***** DATASET *****
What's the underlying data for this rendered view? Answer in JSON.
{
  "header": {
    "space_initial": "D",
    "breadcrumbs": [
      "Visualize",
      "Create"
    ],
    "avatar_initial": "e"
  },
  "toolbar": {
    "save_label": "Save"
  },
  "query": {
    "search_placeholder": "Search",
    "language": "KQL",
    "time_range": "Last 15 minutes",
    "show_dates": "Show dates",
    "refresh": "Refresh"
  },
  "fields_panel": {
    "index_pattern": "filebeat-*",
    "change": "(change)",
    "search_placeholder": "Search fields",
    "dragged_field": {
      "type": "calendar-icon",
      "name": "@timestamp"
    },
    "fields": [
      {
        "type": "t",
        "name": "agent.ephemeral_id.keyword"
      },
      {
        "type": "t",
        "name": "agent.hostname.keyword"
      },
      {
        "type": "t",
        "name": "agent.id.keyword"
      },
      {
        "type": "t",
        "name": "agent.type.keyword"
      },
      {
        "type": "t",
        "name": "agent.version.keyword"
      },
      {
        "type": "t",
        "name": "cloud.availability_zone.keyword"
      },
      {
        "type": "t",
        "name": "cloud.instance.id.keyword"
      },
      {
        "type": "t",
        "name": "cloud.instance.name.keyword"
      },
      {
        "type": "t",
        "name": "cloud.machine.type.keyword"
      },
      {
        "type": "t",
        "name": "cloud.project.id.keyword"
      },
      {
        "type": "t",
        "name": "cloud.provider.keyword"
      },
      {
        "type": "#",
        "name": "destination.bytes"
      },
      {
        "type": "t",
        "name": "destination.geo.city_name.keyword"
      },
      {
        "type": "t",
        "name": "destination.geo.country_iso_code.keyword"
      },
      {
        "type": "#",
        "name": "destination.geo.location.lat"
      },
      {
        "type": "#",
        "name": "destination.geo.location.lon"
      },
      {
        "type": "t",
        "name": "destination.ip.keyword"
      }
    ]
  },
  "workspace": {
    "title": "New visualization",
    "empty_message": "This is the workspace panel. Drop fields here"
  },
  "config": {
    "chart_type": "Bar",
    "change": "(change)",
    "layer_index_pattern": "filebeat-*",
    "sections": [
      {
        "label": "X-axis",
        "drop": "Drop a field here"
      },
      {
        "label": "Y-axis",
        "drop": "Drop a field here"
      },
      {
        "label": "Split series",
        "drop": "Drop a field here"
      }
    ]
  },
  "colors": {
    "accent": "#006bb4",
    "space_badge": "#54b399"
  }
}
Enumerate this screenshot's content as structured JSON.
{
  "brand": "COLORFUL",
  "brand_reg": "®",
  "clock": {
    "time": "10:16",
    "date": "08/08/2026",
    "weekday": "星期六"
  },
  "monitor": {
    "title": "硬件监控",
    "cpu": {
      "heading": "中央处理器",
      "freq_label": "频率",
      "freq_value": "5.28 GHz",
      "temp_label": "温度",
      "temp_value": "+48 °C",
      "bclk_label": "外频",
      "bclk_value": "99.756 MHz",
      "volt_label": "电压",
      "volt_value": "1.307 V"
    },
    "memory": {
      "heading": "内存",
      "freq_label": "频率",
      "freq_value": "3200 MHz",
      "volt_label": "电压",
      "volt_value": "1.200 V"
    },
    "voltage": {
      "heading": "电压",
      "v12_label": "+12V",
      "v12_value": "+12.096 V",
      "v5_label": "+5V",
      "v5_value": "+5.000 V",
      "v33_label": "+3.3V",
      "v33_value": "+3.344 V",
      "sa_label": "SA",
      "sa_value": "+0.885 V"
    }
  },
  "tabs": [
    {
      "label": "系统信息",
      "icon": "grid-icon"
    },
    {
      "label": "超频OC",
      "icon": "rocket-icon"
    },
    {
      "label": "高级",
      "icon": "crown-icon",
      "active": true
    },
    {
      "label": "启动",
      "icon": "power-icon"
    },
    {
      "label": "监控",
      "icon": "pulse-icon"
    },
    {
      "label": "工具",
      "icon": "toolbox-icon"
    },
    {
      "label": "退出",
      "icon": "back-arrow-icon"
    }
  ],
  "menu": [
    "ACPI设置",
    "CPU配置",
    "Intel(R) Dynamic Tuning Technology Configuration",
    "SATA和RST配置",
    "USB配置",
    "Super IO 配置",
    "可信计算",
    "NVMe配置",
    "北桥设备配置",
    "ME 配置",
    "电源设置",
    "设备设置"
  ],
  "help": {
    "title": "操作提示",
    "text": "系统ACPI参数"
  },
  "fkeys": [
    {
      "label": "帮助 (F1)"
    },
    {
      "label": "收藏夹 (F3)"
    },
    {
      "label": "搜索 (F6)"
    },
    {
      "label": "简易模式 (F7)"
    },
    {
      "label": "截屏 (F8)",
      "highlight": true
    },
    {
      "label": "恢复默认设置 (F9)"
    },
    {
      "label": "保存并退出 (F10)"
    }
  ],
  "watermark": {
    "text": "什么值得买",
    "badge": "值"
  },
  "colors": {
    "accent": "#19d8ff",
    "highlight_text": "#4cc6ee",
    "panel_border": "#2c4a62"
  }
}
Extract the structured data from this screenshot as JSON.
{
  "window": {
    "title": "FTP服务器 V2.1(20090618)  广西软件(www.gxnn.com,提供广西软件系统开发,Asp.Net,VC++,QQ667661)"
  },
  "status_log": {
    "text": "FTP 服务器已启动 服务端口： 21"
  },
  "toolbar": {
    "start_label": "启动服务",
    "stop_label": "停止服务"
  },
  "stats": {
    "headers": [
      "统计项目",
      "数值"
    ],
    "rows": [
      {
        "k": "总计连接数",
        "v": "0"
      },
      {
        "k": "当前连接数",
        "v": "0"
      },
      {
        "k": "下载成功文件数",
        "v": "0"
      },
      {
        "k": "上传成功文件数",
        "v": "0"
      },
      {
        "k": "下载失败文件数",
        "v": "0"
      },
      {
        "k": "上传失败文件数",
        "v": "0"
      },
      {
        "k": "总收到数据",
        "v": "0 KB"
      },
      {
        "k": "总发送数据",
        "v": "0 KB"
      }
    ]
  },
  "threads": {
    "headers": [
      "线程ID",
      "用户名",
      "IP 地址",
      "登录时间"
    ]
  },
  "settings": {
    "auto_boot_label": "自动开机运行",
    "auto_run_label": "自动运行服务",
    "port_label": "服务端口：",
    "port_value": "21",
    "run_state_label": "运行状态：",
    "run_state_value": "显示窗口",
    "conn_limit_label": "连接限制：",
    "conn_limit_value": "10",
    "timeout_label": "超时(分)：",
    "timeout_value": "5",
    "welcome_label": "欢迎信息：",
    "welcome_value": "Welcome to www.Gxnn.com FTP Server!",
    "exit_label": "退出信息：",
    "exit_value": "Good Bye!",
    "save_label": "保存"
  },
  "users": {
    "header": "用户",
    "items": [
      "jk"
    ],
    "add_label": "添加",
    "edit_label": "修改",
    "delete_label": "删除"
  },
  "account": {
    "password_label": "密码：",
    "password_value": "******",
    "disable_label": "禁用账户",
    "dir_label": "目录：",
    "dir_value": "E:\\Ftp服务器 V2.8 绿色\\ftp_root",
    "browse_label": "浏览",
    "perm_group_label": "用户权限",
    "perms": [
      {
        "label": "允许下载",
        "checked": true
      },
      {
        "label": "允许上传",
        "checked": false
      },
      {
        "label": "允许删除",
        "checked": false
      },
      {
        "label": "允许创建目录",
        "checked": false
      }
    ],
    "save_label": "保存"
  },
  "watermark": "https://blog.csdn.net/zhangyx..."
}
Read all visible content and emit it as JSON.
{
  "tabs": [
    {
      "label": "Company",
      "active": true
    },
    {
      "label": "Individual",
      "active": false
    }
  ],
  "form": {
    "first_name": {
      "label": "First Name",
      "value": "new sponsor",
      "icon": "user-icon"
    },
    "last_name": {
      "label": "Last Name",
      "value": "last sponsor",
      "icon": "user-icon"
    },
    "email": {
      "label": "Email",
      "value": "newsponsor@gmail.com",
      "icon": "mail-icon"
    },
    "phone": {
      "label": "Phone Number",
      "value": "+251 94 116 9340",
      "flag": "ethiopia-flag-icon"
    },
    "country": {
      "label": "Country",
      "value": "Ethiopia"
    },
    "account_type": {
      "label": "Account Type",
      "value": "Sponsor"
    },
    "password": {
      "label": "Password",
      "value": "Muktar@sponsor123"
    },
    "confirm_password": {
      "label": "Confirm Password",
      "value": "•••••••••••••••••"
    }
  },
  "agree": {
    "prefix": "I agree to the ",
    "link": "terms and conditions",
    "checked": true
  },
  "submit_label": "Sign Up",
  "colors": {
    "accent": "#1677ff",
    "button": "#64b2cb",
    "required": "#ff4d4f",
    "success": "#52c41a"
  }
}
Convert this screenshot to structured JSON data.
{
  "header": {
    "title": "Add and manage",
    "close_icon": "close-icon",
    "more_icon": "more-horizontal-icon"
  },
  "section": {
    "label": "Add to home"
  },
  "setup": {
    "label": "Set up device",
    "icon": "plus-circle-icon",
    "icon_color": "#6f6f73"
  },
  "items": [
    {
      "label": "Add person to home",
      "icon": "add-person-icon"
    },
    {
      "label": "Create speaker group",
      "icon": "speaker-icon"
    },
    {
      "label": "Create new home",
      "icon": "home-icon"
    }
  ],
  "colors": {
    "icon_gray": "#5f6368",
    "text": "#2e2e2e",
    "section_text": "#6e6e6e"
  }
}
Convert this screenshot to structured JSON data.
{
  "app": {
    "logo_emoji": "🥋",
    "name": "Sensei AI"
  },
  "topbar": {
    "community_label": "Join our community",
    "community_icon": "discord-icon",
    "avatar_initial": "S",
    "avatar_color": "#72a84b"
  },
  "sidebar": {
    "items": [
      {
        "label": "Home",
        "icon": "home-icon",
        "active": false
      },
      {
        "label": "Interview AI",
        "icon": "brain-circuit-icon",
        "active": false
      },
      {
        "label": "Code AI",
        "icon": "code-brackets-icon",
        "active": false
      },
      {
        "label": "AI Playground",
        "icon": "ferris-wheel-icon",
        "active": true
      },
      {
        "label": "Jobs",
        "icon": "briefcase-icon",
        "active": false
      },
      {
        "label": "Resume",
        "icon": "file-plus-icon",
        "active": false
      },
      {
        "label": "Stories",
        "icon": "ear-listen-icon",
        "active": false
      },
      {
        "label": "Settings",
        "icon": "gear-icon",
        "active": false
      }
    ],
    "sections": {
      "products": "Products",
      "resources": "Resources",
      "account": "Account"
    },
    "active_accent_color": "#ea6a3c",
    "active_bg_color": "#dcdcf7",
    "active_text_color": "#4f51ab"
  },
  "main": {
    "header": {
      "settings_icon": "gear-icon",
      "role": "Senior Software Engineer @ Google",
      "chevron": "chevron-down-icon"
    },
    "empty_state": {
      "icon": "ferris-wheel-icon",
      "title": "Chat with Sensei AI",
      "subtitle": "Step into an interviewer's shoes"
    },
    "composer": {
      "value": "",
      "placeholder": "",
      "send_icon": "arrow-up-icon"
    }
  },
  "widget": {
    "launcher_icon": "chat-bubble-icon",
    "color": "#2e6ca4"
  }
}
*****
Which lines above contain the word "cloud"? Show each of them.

# EXERCISE SOLUTION:
        "name": "cloud.availability_zone.keyword"
        "name": "cloud.instance.id.keyword"
        "name": "cloud.instance.name.keyword"
        "name": "cloud.machine.type.keyword"
        "name": "cloud.project.id.keyword"
        "name": "cloud.provider.keyword"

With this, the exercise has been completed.